If Mr. Trump were seeking to use tariffs as a means of generating revenue for the government, he would have to be careful that the rate of the tariff would not be so great as to diminish the number of units sold and thus incur lost total revenue. This is called regression analysis and is universally applied by businesses in making pricing decisions. But Mr. Trump isn’t trying to maximize tariff revenue; he is trying to change the behavior of those countries maintaining the largest trading deficient with us. And to some degree it appears to be working.

An article in the Wall Street Journal Weekend this past weekend indicated that imports from China have fallen by 12 percent and that exports to China have fallen 19 percent. However, a 12 percent reduction in Imports from China amounts to $64.761 Billion while a 19 percent reduction in exports to China amounts to only $22.878 Billion. In addition a July 14 article in the Wall Street Journal noted:

“Companies that make Crocs shoes, Yeti beer coolers, Roomba vacuums and GoPro cameras are producing goods in other countries to avoid U.S. tariffs of as much as 25% on some $250 billion of imports from China. Apple Inc. also is considering shifting final assembly of some of its devices out of China to avoid U.S. tariffs.

“Furniture-maker Lovesac Co. is making about 60% of its furniture in China, down from 75% at the start of the year. “We have been shifting production to Vietnam very aggressively,” said Shawn Nelson, chief executive of the Stamford, Conn., company.

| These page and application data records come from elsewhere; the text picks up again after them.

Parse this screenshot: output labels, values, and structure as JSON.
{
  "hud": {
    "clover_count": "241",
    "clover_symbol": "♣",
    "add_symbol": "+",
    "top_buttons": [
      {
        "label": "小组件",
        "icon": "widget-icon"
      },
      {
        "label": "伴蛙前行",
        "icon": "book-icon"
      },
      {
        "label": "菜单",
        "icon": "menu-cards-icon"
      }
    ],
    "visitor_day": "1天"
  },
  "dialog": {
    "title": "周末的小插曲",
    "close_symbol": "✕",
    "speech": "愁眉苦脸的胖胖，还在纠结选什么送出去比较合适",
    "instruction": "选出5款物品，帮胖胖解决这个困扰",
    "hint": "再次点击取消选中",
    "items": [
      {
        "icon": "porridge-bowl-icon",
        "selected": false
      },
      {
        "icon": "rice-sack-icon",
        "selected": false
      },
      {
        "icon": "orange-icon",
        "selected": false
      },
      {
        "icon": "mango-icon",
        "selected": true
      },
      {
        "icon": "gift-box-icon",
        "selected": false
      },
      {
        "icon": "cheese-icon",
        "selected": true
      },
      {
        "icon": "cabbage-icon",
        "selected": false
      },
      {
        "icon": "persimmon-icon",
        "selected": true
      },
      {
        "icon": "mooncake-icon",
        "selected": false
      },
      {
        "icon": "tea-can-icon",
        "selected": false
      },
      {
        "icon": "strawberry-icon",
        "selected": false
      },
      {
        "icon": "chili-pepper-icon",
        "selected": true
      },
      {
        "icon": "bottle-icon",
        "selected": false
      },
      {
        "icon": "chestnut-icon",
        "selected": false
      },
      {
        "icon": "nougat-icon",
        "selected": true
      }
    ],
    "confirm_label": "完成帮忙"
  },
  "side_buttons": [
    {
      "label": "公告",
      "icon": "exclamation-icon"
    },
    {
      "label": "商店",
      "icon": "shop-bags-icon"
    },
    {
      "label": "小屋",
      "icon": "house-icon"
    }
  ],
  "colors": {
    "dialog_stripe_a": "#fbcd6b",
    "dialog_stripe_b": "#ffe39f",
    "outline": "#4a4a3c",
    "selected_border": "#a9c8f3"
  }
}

Mr. Nelson said he plans to have no production in China by the end of next year.”

A combination of a reduction in imports from China and a shift in manufacturing from China to other nations is having a dramatic effect on China’s economy. As businesses change their supply chain away from China, there will be a reluctance to return. These are the changes that have long term lasting negative effects. The question is whether such a change is sufficient to cause China to change its behavior on international trade. Let’s not forget that China is a communist nation with a long history of subjecting its citizens to deprivation in furtherance of maintaining the communist regime. But this is a different China – a China that has benefited greatly from the growth in international trade and allowed a significant portion of its citizens to enjoy the amenities of modern living. A return to deprivation may not sit well with the masses.

I’m still not a fan of tariffs but other attempts to address the unfair trade practices of other nations have failed to date. So for the time being we are just going to have to wait and see how this turns out. And that is the watchword – wait and see. And stop listening to the idiots in the mainstream media and Congress because when it comes to trade and the economy they are dumber than a bag of hammers.

Are the tariffs working? It is too soon to tell. After all we have waited over fifty years and spent over $15 Trillion waiting to see if the War on Poverty works.  (It hasn’t, there has been no change in the rate of poverty in the United States.) Maybe we should give the tariffs a year or so to see if they work.